• _Work instructions_: When a line below contains the word "icon", copy that line.
--- Provided records ---
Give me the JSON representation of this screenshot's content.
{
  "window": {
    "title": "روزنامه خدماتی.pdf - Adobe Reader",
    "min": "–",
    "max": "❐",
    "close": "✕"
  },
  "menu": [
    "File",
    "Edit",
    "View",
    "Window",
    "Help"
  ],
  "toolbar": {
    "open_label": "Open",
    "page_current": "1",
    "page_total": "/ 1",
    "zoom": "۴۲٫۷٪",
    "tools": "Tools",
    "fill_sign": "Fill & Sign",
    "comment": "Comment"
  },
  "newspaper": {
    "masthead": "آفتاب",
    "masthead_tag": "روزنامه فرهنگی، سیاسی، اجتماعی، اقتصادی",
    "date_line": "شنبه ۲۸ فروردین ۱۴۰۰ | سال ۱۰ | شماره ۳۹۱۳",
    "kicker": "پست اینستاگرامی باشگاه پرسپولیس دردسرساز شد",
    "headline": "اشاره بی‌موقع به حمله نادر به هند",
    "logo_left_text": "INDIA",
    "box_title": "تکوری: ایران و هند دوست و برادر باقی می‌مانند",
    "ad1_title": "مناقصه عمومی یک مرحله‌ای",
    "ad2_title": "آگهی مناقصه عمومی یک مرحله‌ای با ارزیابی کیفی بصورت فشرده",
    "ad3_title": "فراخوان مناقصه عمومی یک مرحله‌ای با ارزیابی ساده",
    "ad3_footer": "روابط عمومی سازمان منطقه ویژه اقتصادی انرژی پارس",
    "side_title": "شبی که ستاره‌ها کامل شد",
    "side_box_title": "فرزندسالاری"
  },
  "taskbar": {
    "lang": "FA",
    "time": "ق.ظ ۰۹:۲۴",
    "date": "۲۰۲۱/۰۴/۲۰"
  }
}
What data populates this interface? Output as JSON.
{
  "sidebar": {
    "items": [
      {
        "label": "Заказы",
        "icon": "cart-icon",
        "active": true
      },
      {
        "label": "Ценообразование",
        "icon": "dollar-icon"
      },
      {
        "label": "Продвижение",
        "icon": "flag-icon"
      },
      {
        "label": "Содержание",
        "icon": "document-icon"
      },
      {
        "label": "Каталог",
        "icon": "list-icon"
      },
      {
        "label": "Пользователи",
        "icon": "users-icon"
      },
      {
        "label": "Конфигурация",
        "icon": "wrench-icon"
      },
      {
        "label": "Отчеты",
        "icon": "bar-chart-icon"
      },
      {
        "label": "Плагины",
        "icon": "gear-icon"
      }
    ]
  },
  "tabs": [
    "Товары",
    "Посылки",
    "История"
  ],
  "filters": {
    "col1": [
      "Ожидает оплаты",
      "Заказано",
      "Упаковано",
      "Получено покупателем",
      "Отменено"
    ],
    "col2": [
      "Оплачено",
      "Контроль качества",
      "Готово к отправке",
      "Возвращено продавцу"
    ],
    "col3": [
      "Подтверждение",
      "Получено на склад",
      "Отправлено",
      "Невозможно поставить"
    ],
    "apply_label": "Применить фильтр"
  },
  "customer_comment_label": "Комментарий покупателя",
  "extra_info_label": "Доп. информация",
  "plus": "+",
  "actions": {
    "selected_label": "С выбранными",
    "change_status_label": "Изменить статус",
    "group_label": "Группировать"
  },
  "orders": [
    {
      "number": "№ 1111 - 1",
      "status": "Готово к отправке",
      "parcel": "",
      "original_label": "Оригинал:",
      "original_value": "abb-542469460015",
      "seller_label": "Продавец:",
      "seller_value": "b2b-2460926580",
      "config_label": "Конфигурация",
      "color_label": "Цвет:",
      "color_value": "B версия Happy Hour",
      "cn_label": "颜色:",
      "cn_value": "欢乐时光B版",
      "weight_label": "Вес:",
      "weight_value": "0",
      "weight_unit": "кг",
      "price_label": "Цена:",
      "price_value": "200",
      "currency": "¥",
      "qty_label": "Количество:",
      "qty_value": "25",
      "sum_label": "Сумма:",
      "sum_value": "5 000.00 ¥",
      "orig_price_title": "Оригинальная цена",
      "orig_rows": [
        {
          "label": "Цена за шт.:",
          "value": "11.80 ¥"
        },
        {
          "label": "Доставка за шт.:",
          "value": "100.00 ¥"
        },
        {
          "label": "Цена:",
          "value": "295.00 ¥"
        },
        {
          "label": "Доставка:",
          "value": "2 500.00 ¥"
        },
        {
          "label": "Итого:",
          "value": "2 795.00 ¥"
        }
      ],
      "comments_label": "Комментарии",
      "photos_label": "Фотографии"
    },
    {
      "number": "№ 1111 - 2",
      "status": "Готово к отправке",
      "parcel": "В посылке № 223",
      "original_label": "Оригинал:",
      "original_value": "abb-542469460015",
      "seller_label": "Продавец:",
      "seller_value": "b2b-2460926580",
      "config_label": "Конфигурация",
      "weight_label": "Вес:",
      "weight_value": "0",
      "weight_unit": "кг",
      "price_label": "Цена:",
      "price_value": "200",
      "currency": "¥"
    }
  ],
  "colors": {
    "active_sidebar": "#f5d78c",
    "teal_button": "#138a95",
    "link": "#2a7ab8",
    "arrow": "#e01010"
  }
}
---
• _Solution to this exercise_:
        "icon": "cart-icon",
        "icon": "dollar-icon"
        "icon": "flag-icon"
        "icon": "document-icon"
        "icon": "list-icon"
        "icon": "users-icon"
        "icon": "wrench-icon"
        "icon": "bar-chart-icon"
        "icon": "gear-icon"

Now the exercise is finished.